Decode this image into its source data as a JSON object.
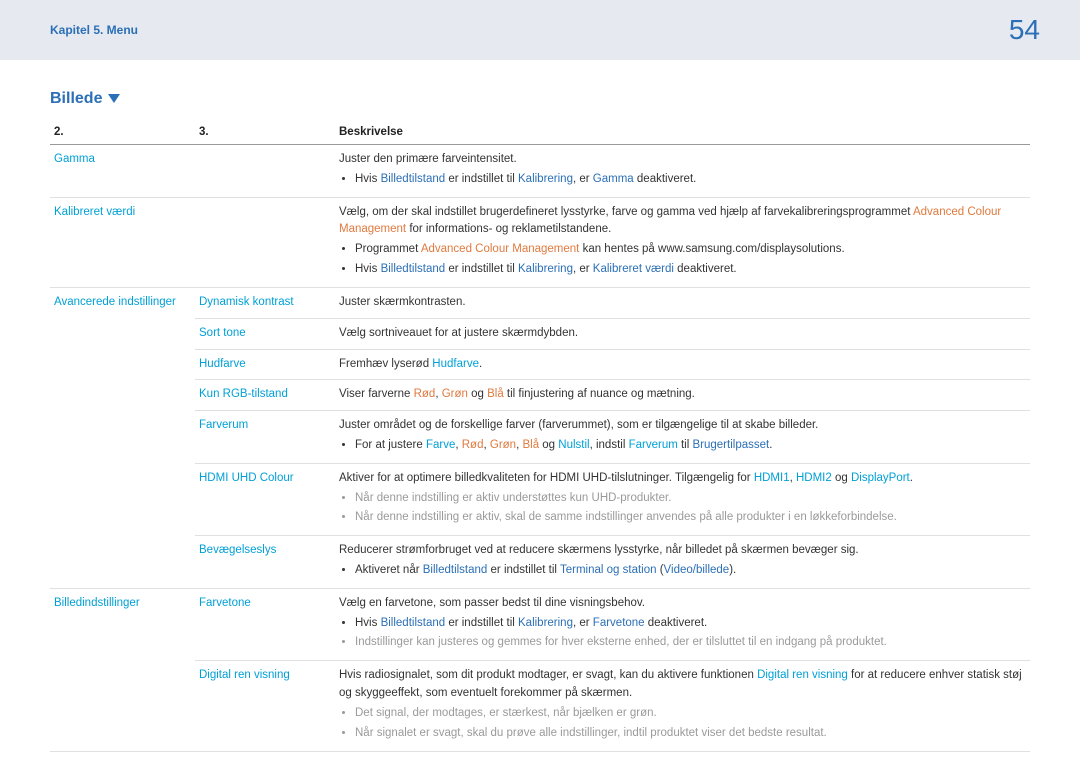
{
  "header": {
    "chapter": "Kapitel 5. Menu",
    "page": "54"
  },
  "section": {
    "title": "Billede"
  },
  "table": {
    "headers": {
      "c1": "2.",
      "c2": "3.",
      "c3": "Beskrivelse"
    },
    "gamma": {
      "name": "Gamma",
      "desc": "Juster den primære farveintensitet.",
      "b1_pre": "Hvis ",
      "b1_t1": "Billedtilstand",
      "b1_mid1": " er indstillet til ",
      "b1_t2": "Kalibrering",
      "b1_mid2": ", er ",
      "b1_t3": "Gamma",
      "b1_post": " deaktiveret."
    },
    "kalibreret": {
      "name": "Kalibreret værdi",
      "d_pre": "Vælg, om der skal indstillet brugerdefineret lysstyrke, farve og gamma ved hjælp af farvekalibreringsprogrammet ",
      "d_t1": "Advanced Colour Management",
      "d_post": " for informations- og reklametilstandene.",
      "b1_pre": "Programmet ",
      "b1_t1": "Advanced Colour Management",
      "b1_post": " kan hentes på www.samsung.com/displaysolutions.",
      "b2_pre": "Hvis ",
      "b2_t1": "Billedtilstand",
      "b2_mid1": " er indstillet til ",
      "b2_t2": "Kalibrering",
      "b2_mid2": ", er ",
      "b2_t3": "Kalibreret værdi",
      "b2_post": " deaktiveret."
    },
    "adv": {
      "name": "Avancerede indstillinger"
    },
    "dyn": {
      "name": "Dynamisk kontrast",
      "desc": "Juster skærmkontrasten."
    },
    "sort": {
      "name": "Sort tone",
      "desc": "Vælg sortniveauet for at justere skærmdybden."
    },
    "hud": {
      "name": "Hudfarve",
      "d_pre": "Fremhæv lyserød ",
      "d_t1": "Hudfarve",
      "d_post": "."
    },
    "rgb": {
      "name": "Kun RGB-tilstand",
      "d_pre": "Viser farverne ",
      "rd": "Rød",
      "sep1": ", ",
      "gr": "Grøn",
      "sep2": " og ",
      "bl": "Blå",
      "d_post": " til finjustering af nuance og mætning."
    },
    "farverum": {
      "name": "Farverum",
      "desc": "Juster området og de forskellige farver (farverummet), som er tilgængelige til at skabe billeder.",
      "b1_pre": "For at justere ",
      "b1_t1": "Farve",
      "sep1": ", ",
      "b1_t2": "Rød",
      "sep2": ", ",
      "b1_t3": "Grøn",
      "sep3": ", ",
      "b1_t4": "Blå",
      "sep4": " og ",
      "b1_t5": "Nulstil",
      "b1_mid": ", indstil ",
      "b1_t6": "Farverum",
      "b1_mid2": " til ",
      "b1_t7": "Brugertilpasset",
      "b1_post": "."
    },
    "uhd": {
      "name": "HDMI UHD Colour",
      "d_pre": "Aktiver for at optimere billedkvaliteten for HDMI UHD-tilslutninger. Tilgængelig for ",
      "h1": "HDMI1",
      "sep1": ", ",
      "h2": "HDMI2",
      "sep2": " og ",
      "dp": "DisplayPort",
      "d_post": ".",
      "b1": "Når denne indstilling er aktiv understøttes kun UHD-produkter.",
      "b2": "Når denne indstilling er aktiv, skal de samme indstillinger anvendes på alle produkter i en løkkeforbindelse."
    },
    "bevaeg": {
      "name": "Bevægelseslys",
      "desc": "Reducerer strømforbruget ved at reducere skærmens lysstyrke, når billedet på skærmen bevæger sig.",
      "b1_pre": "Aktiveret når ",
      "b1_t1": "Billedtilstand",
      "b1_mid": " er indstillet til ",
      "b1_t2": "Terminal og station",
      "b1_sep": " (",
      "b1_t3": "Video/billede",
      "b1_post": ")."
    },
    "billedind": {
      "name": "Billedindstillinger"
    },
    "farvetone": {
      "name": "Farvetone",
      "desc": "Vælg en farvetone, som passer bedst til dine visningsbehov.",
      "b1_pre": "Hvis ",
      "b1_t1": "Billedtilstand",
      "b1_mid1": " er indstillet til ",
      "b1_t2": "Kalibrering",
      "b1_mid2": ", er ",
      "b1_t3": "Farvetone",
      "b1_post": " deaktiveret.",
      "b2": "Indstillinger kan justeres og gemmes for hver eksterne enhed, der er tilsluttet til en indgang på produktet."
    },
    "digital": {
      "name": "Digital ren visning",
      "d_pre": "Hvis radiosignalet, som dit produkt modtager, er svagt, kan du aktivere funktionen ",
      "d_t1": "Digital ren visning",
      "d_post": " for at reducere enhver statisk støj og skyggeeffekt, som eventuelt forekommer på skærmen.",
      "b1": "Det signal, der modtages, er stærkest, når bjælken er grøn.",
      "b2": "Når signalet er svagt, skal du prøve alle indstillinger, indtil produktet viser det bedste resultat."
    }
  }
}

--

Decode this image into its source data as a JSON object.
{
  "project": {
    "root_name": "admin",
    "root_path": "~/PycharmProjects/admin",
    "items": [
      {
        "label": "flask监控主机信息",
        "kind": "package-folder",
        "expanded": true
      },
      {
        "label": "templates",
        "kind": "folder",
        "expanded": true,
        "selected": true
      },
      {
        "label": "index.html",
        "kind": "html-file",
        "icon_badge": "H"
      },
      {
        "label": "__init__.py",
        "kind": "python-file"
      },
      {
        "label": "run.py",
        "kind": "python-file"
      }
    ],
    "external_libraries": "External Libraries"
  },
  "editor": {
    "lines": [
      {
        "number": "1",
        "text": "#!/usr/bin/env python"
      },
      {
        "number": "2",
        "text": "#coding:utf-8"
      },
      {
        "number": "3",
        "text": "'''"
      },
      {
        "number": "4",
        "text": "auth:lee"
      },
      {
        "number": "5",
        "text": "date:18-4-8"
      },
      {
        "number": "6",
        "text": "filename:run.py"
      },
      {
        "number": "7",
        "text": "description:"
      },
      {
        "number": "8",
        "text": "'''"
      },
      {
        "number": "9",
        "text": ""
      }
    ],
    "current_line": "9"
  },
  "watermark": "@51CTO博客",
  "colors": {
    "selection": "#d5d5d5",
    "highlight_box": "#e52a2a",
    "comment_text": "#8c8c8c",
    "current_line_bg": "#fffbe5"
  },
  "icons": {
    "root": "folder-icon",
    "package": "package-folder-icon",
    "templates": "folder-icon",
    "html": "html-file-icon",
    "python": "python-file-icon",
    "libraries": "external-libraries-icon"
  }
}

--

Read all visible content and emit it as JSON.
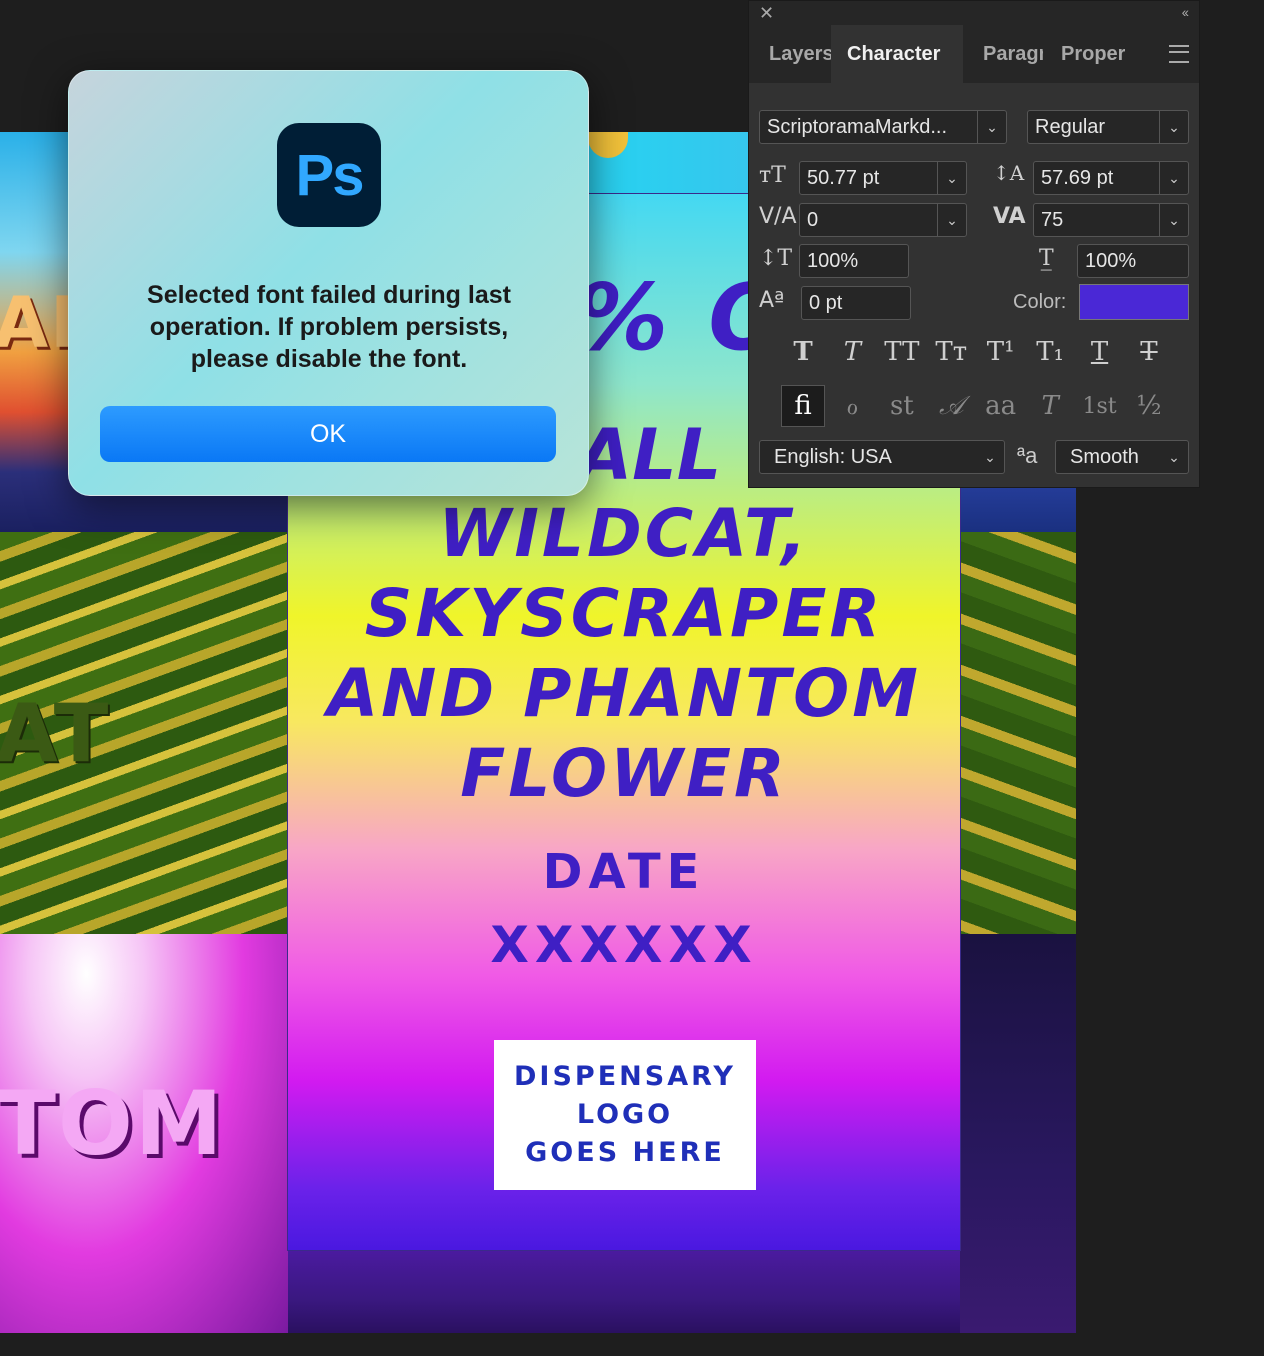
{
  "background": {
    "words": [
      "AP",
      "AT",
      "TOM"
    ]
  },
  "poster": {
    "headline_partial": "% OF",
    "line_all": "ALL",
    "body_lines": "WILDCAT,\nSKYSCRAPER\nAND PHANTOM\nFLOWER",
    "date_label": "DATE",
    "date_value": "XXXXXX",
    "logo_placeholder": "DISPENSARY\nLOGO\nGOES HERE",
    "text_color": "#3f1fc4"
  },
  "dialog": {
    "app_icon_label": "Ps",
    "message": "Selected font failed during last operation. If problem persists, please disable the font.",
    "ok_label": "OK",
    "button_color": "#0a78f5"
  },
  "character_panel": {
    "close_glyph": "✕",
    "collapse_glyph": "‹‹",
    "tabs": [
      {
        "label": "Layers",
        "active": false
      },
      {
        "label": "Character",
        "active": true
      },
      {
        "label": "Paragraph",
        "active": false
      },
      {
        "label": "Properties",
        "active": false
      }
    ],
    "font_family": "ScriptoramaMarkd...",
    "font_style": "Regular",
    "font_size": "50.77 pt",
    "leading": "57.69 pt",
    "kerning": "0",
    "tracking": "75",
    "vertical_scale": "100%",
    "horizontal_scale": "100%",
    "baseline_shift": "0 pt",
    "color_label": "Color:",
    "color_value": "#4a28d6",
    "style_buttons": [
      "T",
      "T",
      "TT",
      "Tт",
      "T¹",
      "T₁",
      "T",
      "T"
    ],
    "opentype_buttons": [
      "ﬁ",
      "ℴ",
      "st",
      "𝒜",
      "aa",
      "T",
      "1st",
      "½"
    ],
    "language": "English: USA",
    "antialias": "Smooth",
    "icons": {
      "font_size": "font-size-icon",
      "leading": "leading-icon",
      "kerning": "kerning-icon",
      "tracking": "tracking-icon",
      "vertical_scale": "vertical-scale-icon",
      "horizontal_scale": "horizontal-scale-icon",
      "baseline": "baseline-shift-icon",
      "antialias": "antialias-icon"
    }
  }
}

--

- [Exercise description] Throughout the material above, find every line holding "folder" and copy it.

- [Your response]
        "kind": "package-folder",
        "kind": "folder",
    "root": "folder-icon",
    "package": "package-folder-icon",
    "templates": "folder-icon",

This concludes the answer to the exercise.